How is a Crayon Made?

My inquiry project is about crayons: their history, why some colors have been retired, how they are made. I need more information, so it became an excellent opportunity in modeling for students how to get what I need. There is a 1988 book entitled How is a Crayon Made? by Oz Charles, and some of the information answers my questions. The fourth graders love the crayon tips on the cover, but they agreed that a 23-year-old book might not be accurate. Using our county library's online catalog, we located a 2003 book entitled From Wax to Crayon by Robin Nelson, and I requested that (and piqued their interest in trying that process from home).

Next, I asked the students' advice about searching for information. They wanted to start with Google, of course, and I was told to enter "how is a crayon made" in the search box. What will the search engine be looking for? I asked. One person thought it would answer the question! One person said it would look for "how" and "is" and "a" and "crayon" and "made". The rest thought about that for a few seconds. Next I was told to enter "making crayons". That search resulted in all sorts of methods for the process of crayon making, most of which they had all tried in pre-school classes! Finally, they settled on entering "crayons" only, and the results were much more appropriate. When I showed them how to use Google's Wonder Wheel feature, they could hardly wait to try it with their own topics!

I could hardly wait to take photographs of the snow this morning! Though I missed the opportunity to shoot the snow-covered daffodils in the courtyard, I did peer through my son's hockey net to view the neighbor's maple trees.


  1. What a wonderful lesson in real, lifelong learning you are modeling for these kids!

    Google's Wonder Wheel? That's news to me.

    I remember when I was young and the "peach" crayon was called "flesh." That's a positive change.

    My other memory about crayon colors and names is when Crayola had a contest (in the 80's, I think) to name their new colors. I was always disappointed that I didn't follow through and enter. Wouldn't that be a wonderful honor, to have named a new crayon color!

  2. We talked about the change of flesh to peach, and looking around the room, they knew exactly why that decision was made.

    I decided to use your memory of the color naming contest as part of my presentation to the kids next week, David! With your amazing contest experiences, I am shocked you did not enter that one!

  3. I also did not know about the Wonder Wheel, though I use Google every day. Your crayon quest reminded me of the joy of opening a new box of crayons--also, the very personal bond I had with my favorite box of colored pencils, which I still have . . .

    By the way, Julie, the occasional "Jim" that pops up here is just me, signed into our other google account by accident!

  4. There are many things we share, Joyce, but that love of new boxes of crayons and cherished colored pencils is yet another to add to the list.

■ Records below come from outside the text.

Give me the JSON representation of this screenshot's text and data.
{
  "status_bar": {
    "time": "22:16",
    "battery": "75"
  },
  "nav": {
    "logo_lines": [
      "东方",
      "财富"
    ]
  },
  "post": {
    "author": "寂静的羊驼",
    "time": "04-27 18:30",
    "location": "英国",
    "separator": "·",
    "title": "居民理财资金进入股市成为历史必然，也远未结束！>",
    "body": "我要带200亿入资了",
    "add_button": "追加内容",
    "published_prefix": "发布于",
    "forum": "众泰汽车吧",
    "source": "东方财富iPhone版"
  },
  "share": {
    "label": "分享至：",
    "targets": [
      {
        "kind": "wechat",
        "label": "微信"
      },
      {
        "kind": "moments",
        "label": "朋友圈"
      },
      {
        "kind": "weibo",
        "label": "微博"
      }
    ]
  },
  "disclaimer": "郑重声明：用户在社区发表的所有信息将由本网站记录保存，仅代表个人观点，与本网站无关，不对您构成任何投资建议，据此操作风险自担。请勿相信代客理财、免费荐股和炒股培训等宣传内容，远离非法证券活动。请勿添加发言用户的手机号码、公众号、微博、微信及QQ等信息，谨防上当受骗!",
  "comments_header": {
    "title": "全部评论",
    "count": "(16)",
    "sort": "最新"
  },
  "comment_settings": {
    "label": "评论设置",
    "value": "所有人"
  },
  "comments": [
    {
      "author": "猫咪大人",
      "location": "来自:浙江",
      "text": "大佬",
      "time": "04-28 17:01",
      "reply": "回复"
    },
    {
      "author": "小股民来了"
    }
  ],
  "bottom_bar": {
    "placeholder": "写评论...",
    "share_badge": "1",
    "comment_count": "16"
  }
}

    Thanks for explaining about the mysterious Jim. Now I'll know it's just your other half.

  5. Could we have a quick lesson in the wonder wheel?

  6. Sure. Search for something using Google. Then, on the left side click on "more search tools" to see Wonder Wheel. Click on it. Search for something again, and you'll get a web of possibilities. Sometimes it is interesting just to see what related topics emerge.